** TASK **
Identify all lines of the data containing the string "results" and copy them.

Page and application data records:

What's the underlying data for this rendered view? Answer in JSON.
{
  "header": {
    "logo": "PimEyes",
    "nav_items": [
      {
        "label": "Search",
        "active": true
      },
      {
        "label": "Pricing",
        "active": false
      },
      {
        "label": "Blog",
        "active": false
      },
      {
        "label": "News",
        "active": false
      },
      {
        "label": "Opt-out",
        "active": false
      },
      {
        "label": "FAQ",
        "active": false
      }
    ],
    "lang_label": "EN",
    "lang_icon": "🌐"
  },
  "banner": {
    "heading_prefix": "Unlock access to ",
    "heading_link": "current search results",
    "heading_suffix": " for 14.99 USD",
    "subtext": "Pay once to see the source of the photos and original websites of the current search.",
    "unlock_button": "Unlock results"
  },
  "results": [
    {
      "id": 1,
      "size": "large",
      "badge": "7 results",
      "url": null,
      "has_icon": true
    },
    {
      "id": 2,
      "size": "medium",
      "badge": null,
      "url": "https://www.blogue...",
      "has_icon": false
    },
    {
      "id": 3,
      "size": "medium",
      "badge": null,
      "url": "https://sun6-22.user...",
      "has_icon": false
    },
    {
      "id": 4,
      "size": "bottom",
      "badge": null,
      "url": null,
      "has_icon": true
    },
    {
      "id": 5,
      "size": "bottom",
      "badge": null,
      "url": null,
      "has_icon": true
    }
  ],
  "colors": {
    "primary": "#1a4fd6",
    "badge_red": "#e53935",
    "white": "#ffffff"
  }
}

** ANSWER SECTION **
    "heading_link": "current search results",
    "unlock_button": "Unlock results"
  "results": [
      "badge": "7 results",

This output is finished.